The saving grace in all of this is I have somehow learned to love working this hard. I enjoy reading cases on Constitutional law, sorting through contracts and making arguments for criminal cases. Much of the time, however, is toil: there are long readings I don’t want to finish, there are mornings when I wake up at 3am to finish a paper, and there are countless nights where I sit down in my room, in my closet, to drown out the sound of friends enjoying themselves upstairs. I am almost always tired and have little time to give to friends, family or even God. So where is the up side?
The experience is forcing me to grow dramatically. I normally can’t tell that I am making any substantial step forward. Instead, I look back each 6 months and realize that I can barely recognize the person that I was such a short time ago. Now, however, I can feel myself being stretched and pushed. I understand that I am gaining perseverance, humility, wisdom, and perspective. For the first time I have been pushed to my limits. For the first time I have straddled the line between success and failure. More than anything, however, it just feels right.
The image of the bible can sometimes be dark: “Cursed is the ground because of you; through painful toil you will eat of it all the days of your life” Genesis 3:17. “What does man gain from all his labor at which he toils under the sun?” Ecclesiastes 1:3. Yet it also paints it as good: “That everyone may eat and rink, and find satisfaction in all his toil—this is the gift of God.” Ecclesiastes 3:13. “Then I realized that it is good and proper for a man to eat and drink, and to find satisfaction in his toilsome labor under the sun during the few days of life God has given him” Ecclesiastes 5:18.

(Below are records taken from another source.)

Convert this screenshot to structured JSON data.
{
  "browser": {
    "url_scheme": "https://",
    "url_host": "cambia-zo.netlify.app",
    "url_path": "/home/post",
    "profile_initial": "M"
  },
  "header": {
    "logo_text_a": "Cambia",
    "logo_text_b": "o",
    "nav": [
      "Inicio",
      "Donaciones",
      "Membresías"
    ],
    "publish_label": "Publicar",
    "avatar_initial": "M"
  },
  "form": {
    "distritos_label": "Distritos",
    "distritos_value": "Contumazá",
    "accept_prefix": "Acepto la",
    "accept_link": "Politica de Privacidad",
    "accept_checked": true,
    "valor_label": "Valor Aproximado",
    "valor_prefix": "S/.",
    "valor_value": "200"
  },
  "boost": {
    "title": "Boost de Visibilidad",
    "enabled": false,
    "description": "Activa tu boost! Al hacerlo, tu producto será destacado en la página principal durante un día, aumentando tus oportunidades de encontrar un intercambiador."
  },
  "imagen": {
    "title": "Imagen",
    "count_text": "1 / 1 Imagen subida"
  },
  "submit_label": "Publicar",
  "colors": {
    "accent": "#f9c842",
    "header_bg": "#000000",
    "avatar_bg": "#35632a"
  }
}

I understand why God has put us on Earth “to toil under the sun.” How else would we ever grow? All this being said, I do not want to live to work, I want to work to live. I cannot help looking into the future about all the things that I can ‘accomplish’ for God, but what really drives me is the thought of family and friends. Many will say I am in the wrong profession, but I still hold out hope that I can have both an incredible family and have a career that creates substantial change in the world.